Josh Donaldson has a split nail on his right index finger. I am not a doctor, but I think he will survive.

Lastly, I am glad to see the return of Old Timer’s Day to Yankee Stadium even if the white-haired legends and former Yankees will not play a game. I have always enjoyed the legendary roll call more than the actual game itself. I probably have not enjoyed the games since Bobby Murcer passed. I loved listening to him when he was mic’d up for the YES Network while playing in the outfield. July 12th was the fourteenth anniversary of Murcer’s death. Hard to believe he has been gone that long.
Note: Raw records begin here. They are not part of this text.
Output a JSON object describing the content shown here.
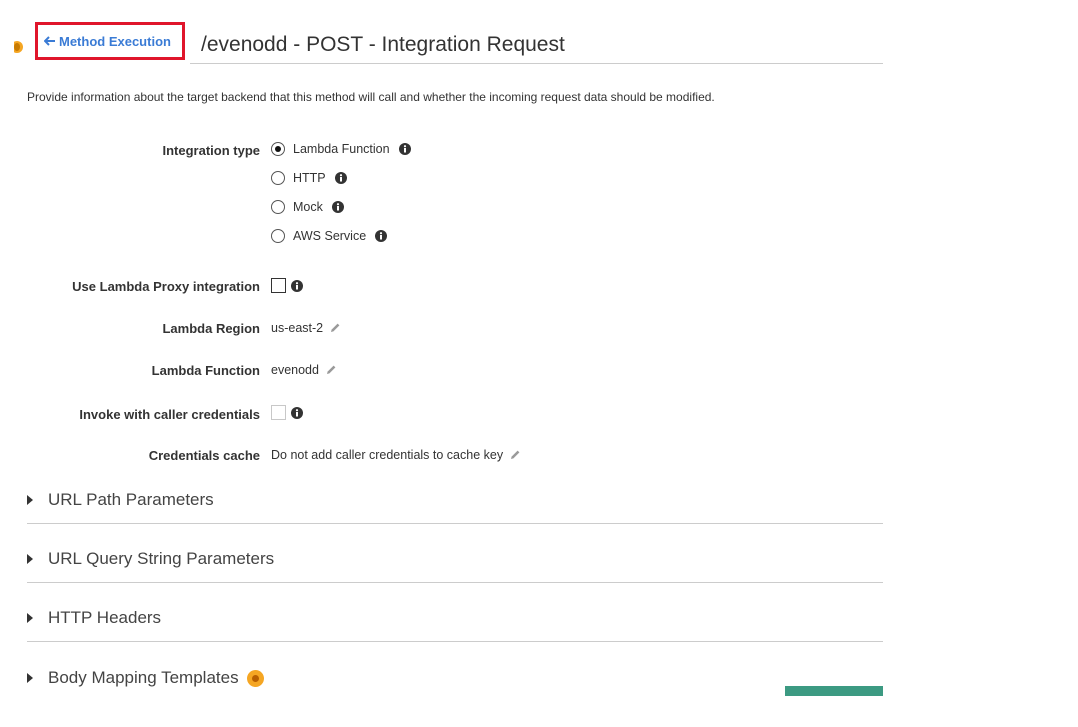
{
  "header": {
    "back_link": "Method Execution",
    "title": "/evenodd - POST - Integration Request"
  },
  "description": "Provide information about the target backend that this method will call and whether the incoming request data should be modified.",
  "integration_type": {
    "label": "Integration type",
    "options": [
      {
        "label": "Lambda Function",
        "selected": true
      },
      {
        "label": "HTTP",
        "selected": false
      },
      {
        "label": "Mock",
        "selected": false
      },
      {
        "label": "AWS Service",
        "selected": false
      }
    ]
  },
  "lambda_proxy": {
    "label": "Use Lambda Proxy integration",
    "checked": false
  },
  "lambda_region": {
    "label": "Lambda Region",
    "value": "us-east-2"
  },
  "lambda_function": {
    "label": "Lambda Function",
    "value": "evenodd"
  },
  "invoke_caller": {
    "label": "Invoke with caller credentials",
    "checked": false
  },
  "credentials_cache": {
    "label": "Credentials cache",
    "value": "Do not add caller credentials to cache key"
  },
  "sections": [
    {
      "label": "URL Path Parameters"
    },
    {
      "label": "URL Query String Parameters"
    },
    {
      "label": "HTTP Headers"
    },
    {
      "label": "Body Mapping Templates"
    }
  ],
  "colors": {
    "highlight_border": "#e0162b",
    "link": "#3a7bd5",
    "accent_orange": "#f5a623",
    "button_green": "#3c9a82"
  }
}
His last Old Timer’s Day was 2007. I am happy to see his widow, Kay, has been invited to this year’s festivities.

The late Great Bobby Murcer / Photo Credit: KEIVOM/NY Daily News

The current scheduled list of attendees (subject to change) features: Jesse Barfield, Ron Blomberg, Aaron Boone, Homer Bush, Rick Cerone, Chris Chambliss, David Cone, Bucky Dent, Brian Doyle, John Flaherty, Joan Ford (wife of Whitey Ford), Ron Guidry, Charlie Hayes, Jill Martin (wife of Billy Martin), Tino Martinez, Hensley Meulens, Gene Monahan, Diana Munson (wife of Thurman Munson), Kay Murcer (wife of Bobby Murcer), Jeff Nelson, Lou Piniella, Willie Randolph, Mariano Rivera, Mickey Rivers, Luis Sojo, Shane Spencer, Roy White and Bernie Williams.

It will be fantastic to see all these people at Yankee Stadium (even if Boone and Meulens must be there anyway). No doubt Mariano Rivera should close the ceremonies.

As always, Go Yankees!